New Series ‘Living Biblically’ Portrays Lighthearted, Earnest View of Faith

New Series ‘Living Biblically’ Portrays Lighthearted, Earnest View of Faith February 9, 2018

Can faith be funny? Patrick Walsh, executive producer and showrunner of the new CBS television comedy Living Biblically, thinks so. Taking the New York Times bestseller The Year of Living Biblically by A.J. Jacobs as a loose blueprint, the Missouri native has created a series centering on Chip Curry (Jay R. Ferguson), a man looking to improve his life by living out the Bible to the letter.

Jay R. Ferguson as Chip Photo: Sonja Flemming/CBS ©2017 CBS Broadcasting, Inc. All Rights Reserved

Walsh, whose credits include 2 Broke Girls, Saturday Night Live and HBO’s Crashing, was drawn to the project because of a desire to portray more authentic and light-hearted views on faith, but in a respectful manner.

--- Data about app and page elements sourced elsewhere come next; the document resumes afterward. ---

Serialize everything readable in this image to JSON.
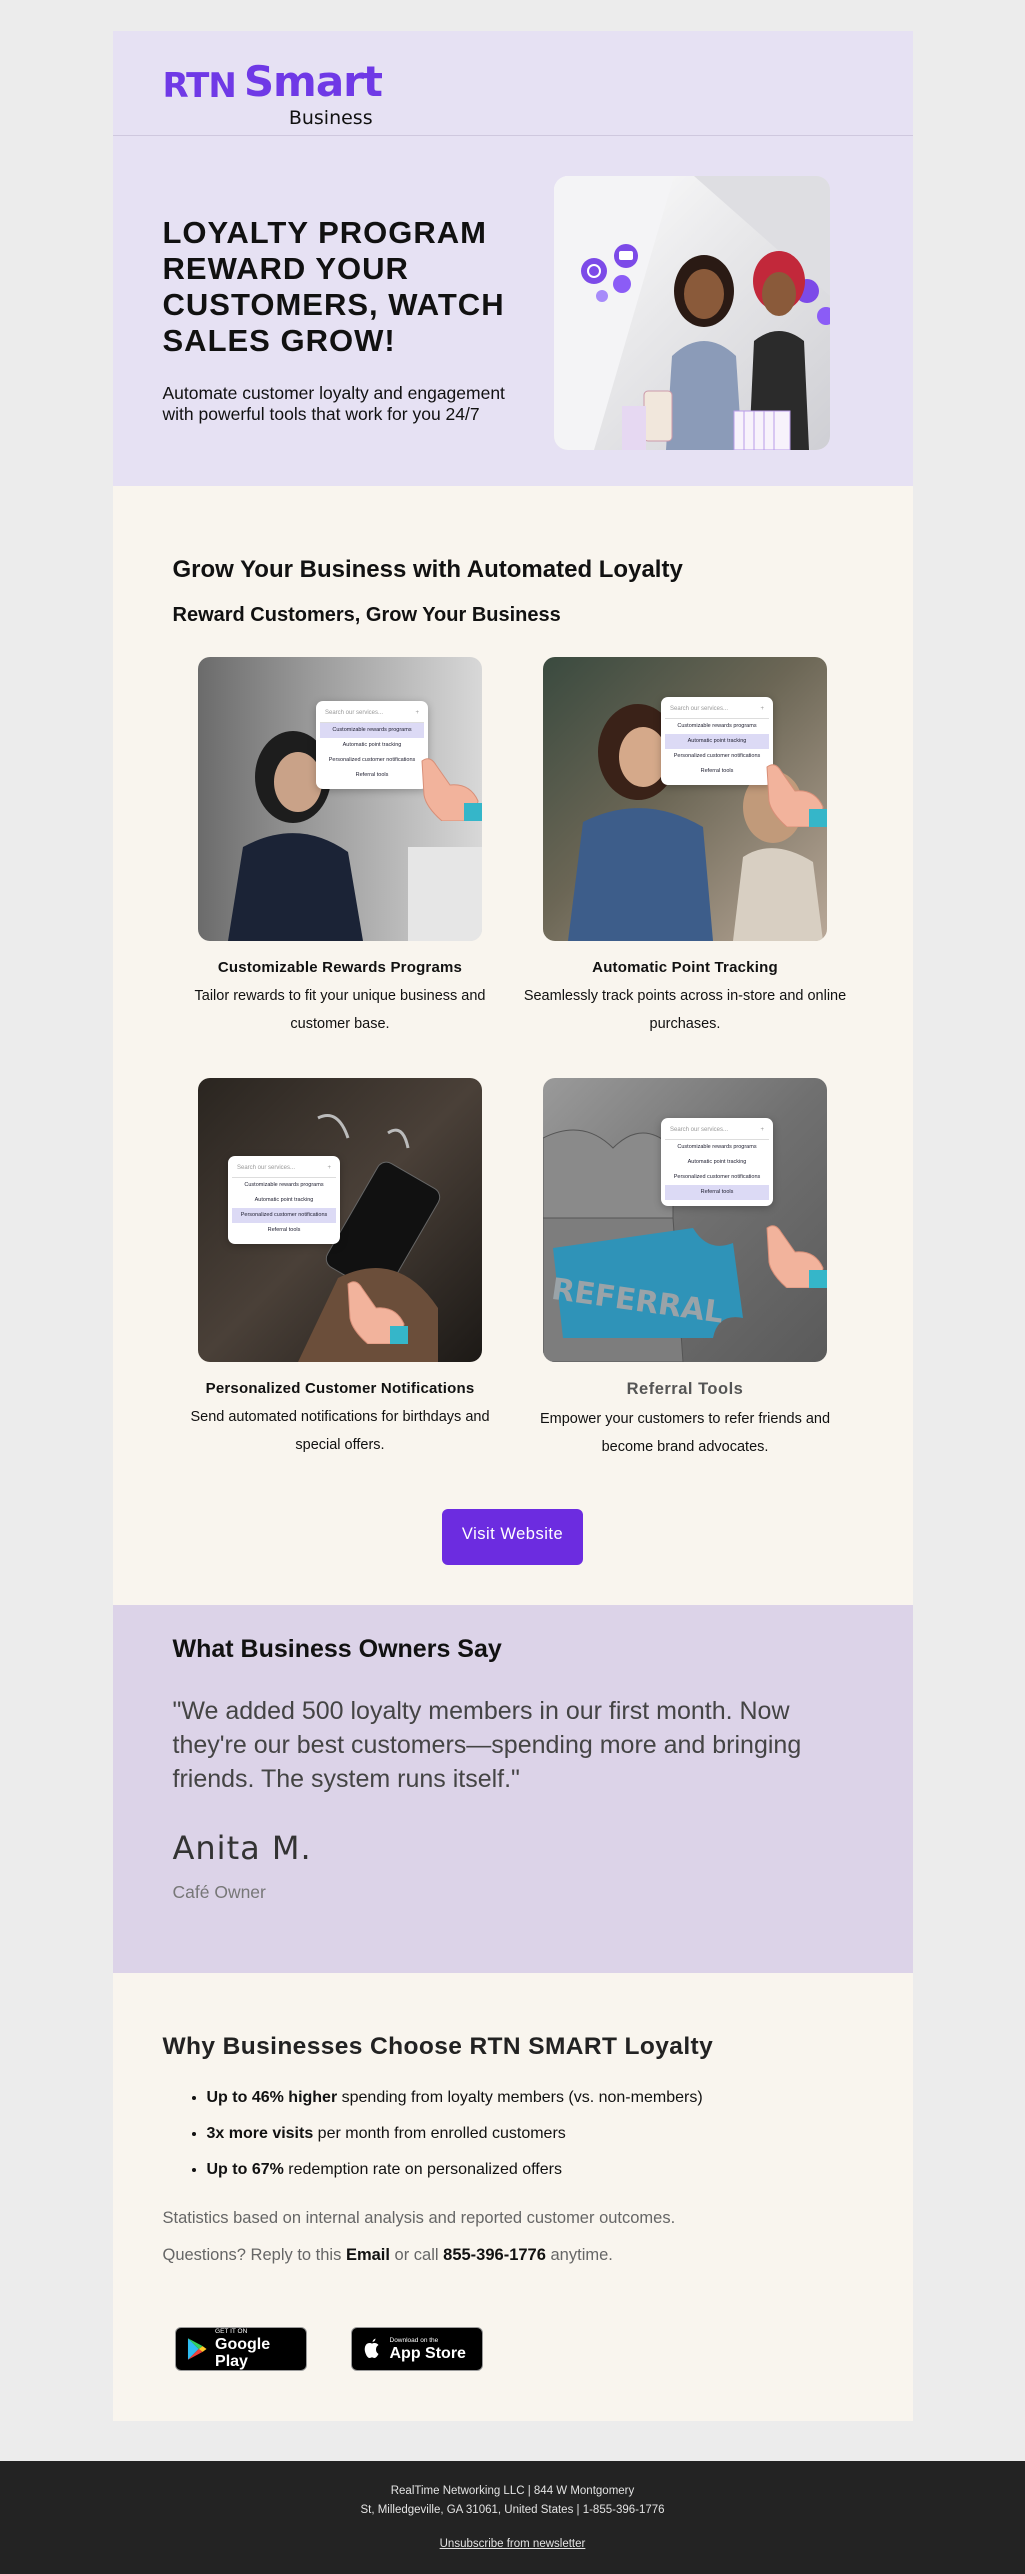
{
  "brand": {
    "logo_main": "RTN",
    "logo_smart": "Smart",
    "logo_sub": "Business",
    "accent": "#6c2ce0",
    "header_bg": "#e6e1f3"
  },
  "hero": {
    "title": "LOYALTY PROGRAM REWARD YOUR CUSTOMERS, WATCH SALES GROW!",
    "subtitle": "Automate customer loyalty and engagement with powerful tools that work for you 24/7"
  },
  "features": {
    "heading": "Grow Your Business with Automated Loyalty",
    "subheading": "Reward Customers, Grow Your Business",
    "mock": {
      "search_placeholder": "Search our services...",
      "plus": "+",
      "items": [
        "Customizable rewards programs",
        "Automatic point tracking",
        "Personalized customer notifications",
        "Referral tools"
      ]
    },
    "cards": [
      {
        "title": "Customizable Rewards Programs",
        "desc": "Tailor rewards to fit your unique business and customer base."
      },
      {
        "title": "Automatic Point Tracking",
        "desc": "Seamlessly track points across in-store and online purchases."
      },
      {
        "title": "Personalized Customer Notifications",
        "desc": "Send automated notifications for birthdays and special offers."
      },
      {
        "title": "Referral Tools",
        "desc": "Empower your customers to refer friends and become brand advocates.",
        "image_word": "REFERRAL"
      }
    ],
    "button": "Visit Website"
  },
  "testimonial": {
    "heading": "What Business Owners Say",
    "quote": "\"We added 500 loyalty members in our first month. Now they're our best customers—spending more and bringing friends. The system runs itself.\"",
    "name": "Anita M.",
    "role": "Café Owner"
  },
  "why": {
    "heading": "Why Businesses Choose RTN SMART Loyalty",
    "bullets": [
      {
        "bold": "Up to 46% higher",
        "rest": " spending from loyalty members (vs. non-members)"
      },
      {
        "bold": "3x more visits",
        "rest": " per month from enrolled customers"
      },
      {
        "bold": "Up to 67%",
        "rest": " redemption rate on personalized offers"
      }
    ],
    "note": "Statistics based on internal analysis and reported customer outcomes.",
    "contact_pre": "Questions? Reply to this ",
    "contact_email": "Email",
    "contact_mid": " or call ",
    "contact_phone": "855-396-1776",
    "contact_post": " anytime.",
    "google_small": "GET IT ON",
    "google_big": "Google Play",
    "apple_small": "Download on the",
    "apple_big": "App Store"
  },
  "footer": {
    "line1": "RealTime Networking LLC | 844 W Montgomery",
    "line2": "St, Milledgeville, GA 31061, United States | 1-855-396-1776",
    "unsubscribe": "Unsubscribe from newsletter"
  }
}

“There’s 84% of the world’s population that align themselves with religion and the only entertainment that has a religious bent to it is heavy, very serious solemn, somber stuff,” he said. “Outside of Veggie Tales, the religious media my friends and family would have would always be dark. But my friends are able to talk about it with a sense of humor.”

Chip’s family, friends and coworkers find humor, bewilderment and even admiration in observing his newfound faith. He frequently consults his local priest, Father Gene (Ian Gomez) on theological challenges.

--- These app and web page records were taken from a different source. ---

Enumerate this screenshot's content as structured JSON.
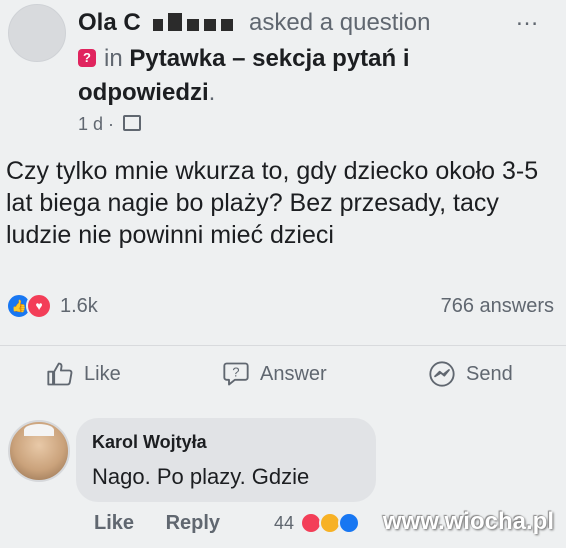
{
  "post": {
    "author_name": "Ola C",
    "action_text": "asked a question",
    "more_icon": "…",
    "group_prefix": "in",
    "group_name": "Pytawka – sekcja pytań i",
    "group_name_cont": "odpowiedzi",
    "group_suffix": ".",
    "time": "1 d ·",
    "body": "Czy tylko mnie wkurza to, gdy  dziecko około 3-5 lat biega nagie bo plaży? Bez przesady, tacy ludzie nie powinni mieć dzieci",
    "reaction_count": "1.6k",
    "answers": "766 answers"
  },
  "actions": {
    "like": "Like",
    "answer": "Answer",
    "send": "Send"
  },
  "comment": {
    "author": "Karol Wojtyła",
    "text": "Nago. Po plazy. Gdzie",
    "like": "Like",
    "reply": "Reply",
    "reaction_count": "44"
  },
  "watermark": "www.wiocha.pl",
  "colors": {
    "like_blue": "#1877f2",
    "love_red": "#f33e58",
    "haha_yellow": "#f7b125",
    "question_badge": "#e0245e"
  }
}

While it’s a comedy, especially from the reactions of those surrounding the newly-devoted Chip, Walsh insists he has no desire to bring disrespect to Christianity. Think laughing with faith, not laughing at faith.

Patrick Walsh, Executive Producer of the CBS comedy LIVING BIBLICALLY, premiering Monday, Feb. 26, 2018 on the CBS Television Network. Photo: Cliff Lipson/CBS ©2017 CBS Broadcasting, Inc. All Rights Reserved

“Many times, the only time you hear about religion on television is when someone like Bill Maher is making fun of it,” he said. “When the show was first announced and people thought it would make fun of religion, it bummed me out.”

In the first three episodes, Chip deals with topics such as idolatry, adultery, and prayer with funny and thought-provoking moments. In one touching hospital scene, Chip’s supportive but questioning wife Leslie (Lindsey Kraft) asks him for prayer and he obliges in a genuine manner. Beyond those topics, a future episode will also deal with the idea of marital submission, a topic that Walsh admits may stir the pot.

“While it shouldn’t be controversial, to some sects it could be,” he said. “To hear the studio audience get behind it was really great. We’re not trying to push any buttons but I think it would be silly to block out certain parts (of Scripture).”

Rounding out the recurring cast are David Krumholtz (Rabbi Gil), Tony Rock (Vince) and Camryn Manheim (Ms. Meadows). Walsh said the group of actors gelled together from day one.

Pictured L-R: Jay R. Ferguson as Chip, Lindsey Kraft as Lesley, David Krumholtz as Rabbi Gil, and Ian Gomez as Father Gene Photo: Michael Yarish/CBS ©2017 CBS Broadcasting, Inc. All Rights Reserved

“I love the cast and the trickiest thing about casting a show is they don’t meet until the day you do the table read,” he said. “You have people who play husband and wife that have never met and that’s scary. This group of people really, really clicked immediately. They hang out outside the show.”

Ultimately, Walsh hopes the respectful tone of the show will help “start conversation” and that perhaps even be used in youth group and church worship programs.

“For me, this is a way to show a modern day Christian and still not shy away from the skepticism he encounters from his wife and coworkers.”

Living Biblically premieres Monday, February 26 at 9:30 ET on CBS.

"With fewer than 18% of American citizens of all ages going to church in any ..."

Will Audiences Embrace Kanye West, the ..."
""There are things that you cannot prove but they exist."The good news is that G-d ..."

Rob Schneider and Wife on the ..."
"This movie is 100% anti-religion. There's no other way to see it."

Review: ‘Smallfoot’ Not Anti-Religion but Anti-Groupthink

Browse Our Archives

Follow Us!

What Are Your Thoughts?leave a comment